Here at Bit-Wizards, the preferred mobile computer is the Microsoft Surface. The Surface is a lightweight and powerful tablet, designed by Microsoft for the professional worker. We chose the Surface for its integration with the Microsoft Office products and other Microsoft technologies. One in particular that we love here at Bit-Wizards is OneNote—a powerful note-taking app specifically designed for the Surface, something all of us use extensively. You should check out my coworker Randy’s blog post on just how awesome OneNote really is. Our team of wizards are currently using the Surface Pro, Surface 2, and the new Surface 3.
A Little Surface History
Microsoft released the Original Surface on June 12, 2012.
Intel Core i5-4300U CPU
10.6 inch display
4 to 8 GB’s of memory
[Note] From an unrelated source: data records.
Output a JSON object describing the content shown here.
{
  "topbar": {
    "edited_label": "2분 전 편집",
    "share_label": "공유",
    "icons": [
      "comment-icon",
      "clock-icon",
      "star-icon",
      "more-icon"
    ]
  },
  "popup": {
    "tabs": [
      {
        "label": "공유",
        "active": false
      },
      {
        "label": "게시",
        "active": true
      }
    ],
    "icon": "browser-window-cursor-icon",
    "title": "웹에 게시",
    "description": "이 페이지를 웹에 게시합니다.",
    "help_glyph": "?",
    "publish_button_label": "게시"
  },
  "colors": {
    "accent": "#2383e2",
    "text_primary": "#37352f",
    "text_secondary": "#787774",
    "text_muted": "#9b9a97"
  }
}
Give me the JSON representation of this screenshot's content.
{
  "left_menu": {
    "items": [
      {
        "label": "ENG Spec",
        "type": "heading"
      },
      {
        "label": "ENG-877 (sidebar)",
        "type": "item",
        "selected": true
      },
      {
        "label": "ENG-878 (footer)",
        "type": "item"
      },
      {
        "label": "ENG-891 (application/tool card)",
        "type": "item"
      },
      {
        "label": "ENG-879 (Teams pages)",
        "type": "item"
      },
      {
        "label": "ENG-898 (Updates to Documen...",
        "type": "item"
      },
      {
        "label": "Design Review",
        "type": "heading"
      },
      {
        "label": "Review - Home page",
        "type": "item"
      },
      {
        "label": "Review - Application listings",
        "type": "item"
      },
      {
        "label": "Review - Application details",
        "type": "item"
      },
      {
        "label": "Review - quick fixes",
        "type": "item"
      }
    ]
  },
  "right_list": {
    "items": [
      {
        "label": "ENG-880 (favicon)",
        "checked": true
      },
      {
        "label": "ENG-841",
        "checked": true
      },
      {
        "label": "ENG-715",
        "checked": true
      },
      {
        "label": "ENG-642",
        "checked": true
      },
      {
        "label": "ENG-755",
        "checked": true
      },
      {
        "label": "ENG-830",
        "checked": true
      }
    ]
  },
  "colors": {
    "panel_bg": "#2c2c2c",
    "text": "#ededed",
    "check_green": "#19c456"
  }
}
Then on September 23, 2013, Microsoft released the Surface 2 which featured an upgraded dual-stop/dual-position kickstand & slightly upgraded CPU.
Most recently, Microsoft released the Surface Pro 3.
12-inch 2160x1440 display
Intel Core i3/i5/i7 processor
Greatly improved, multi-stage kickstand
Battery-powered Bluetooth active pen
As the internal IT specialist here at Bit-Wizards, it’s my job to make sure all these devices are working, and are configured for the needs of my coworkers.
Our Device Set-Up Process
When we order a new Surface, I make an image (snap shot of the computer with all programs installed) immediately so just in case something happens, I can go back and troubleshoot. I then load the system using our Custom Windows 8.1 Enterprise image. Once the Surface has finished imaging, it’s time to configure the profile. I have a specific set of guidelines that I follow when setting up the Surface after the initial image. This guideline establishes the computer name, profile name, password, and other network related options. This guideline is used on every computer and it ensures the proper procedure is followed on every system.
Jumping on the Network
I add the Surface to our corporate network—we use Active Directory with password synchronization to Office 365—so our users have a single set of credentials. If the system is being assigned to another user, or to a brand-new user, I input the user name. The system then checks our Active Directory and the new profile is created. I then log on as that user and configure Outlook, Microsoft Dynamics CRM, and then I add the corporate user list into Microsoft Lync. Next, the guideline calls for me to check all the configurations and confirm they are complete at this point the user profile is almost complete.
Depending on the specific user and his or her role at Bit-Wizards, a customized set of applications are installed on the custom image. The most common apps are Office 2013
, Visio, and Microsoft Project. If the user is one of our talented Software Engineers, I install Visual Studio 12 & 13 as well as Microsoft SQL and the management tools. If the user is hired as a Web Developer, the system has the same apps as the engineer, but also contains Adobe Creative Cloud Suite.
All About That Cloud
We moved to Windows 8 earlier than most companies, and also adopted cloud infrastructure. With Windows 8.1 as the main OS, each user can store his or her files in OneDrive. This makes migrating or upgrading to another Surface seamless and relatively simple. Since everything is stored in the cloud, secured by Microsoft’s rock-solid Azure
set up. Microsoft has also made it easy to get tech-support and warranty repair if needed, their support site is super user friendly.
Official Joaquin Hardware Wink Rating
Overall, the Microsoft Surface is a great product, and when connected to an external monitor, keyboard and mouse, it makes for a great workstation at work that is easy to pack-up and take with you. And out of a possible 5 on the Joaquin Hardware Wink Rating, I give it a 4.0!